Problem to work on = Each record that follows should be repeated exactly, with no pictures carried over.

Record excerpts =
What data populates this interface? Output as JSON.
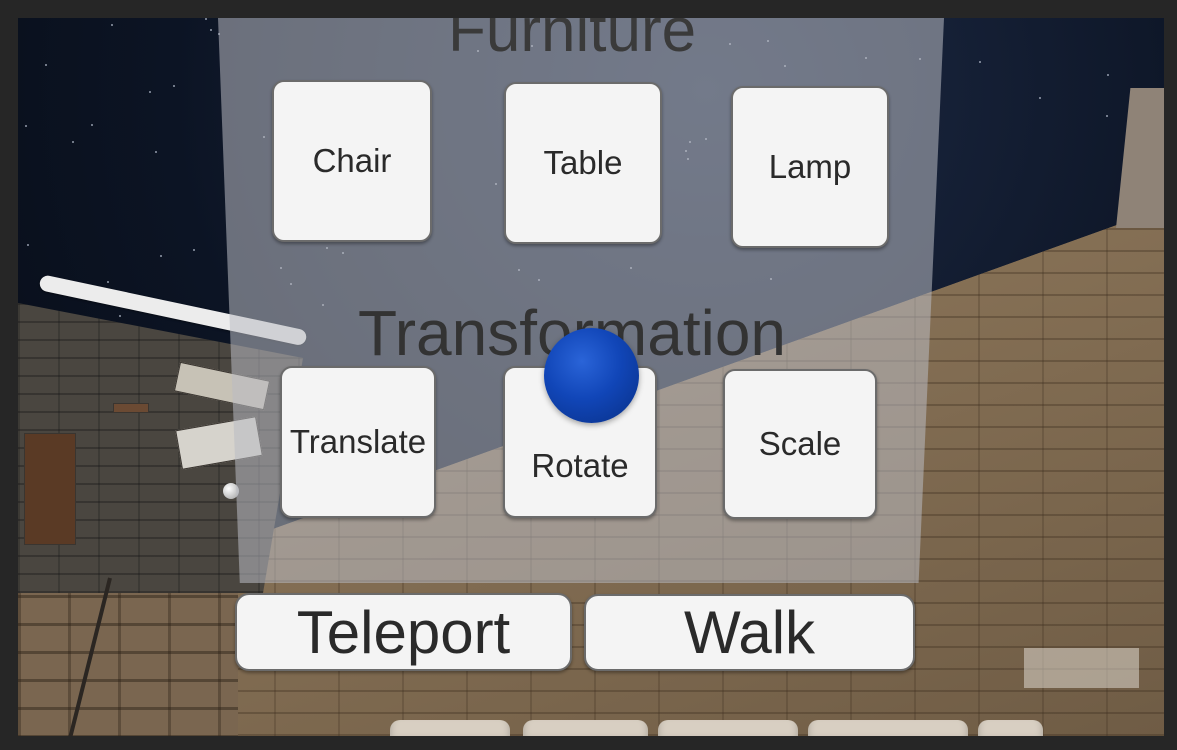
{
  "sections": {
    "furniture_title": "Furniture",
    "transformation_title": "Transformation"
  },
  "furniture_buttons": {
    "chair": "Chair",
    "table": "Table",
    "lamp": "Lamp"
  },
  "transformation_buttons": {
    "translate": "Translate",
    "rotate": "Rotate",
    "scale": "Scale"
  },
  "navigation_buttons": {
    "teleport": "Teleport",
    "walk": "Walk"
  },
  "colors": {
    "pointer": "#1146b8",
    "button_face": "#f4f4f4",
    "panel": "rgba(185,188,195,0.55)"
  }
}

Solution to this task =
What data populates this interface? Output as JSON.
{
  "sections": {
    "furniture_title": "Furniture",
    "transformation_title": "Transformation"
  },
  "furniture_buttons": {
    "chair": "Chair",
    "table": "Table",
    "lamp": "Lamp"
  },
  "transformation_buttons": {
    "translate": "Translate",
    "rotate": "Rotate",
    "scale": "Scale"
  },
  "navigation_buttons": {
    "teleport": "Teleport",
    "walk": "Walk"
  },
  "colors": {
    "pointer": "#1146b8",
    "button_face": "#f4f4f4",
    "panel": "rgba(185,188,195,0.55)"
  }
}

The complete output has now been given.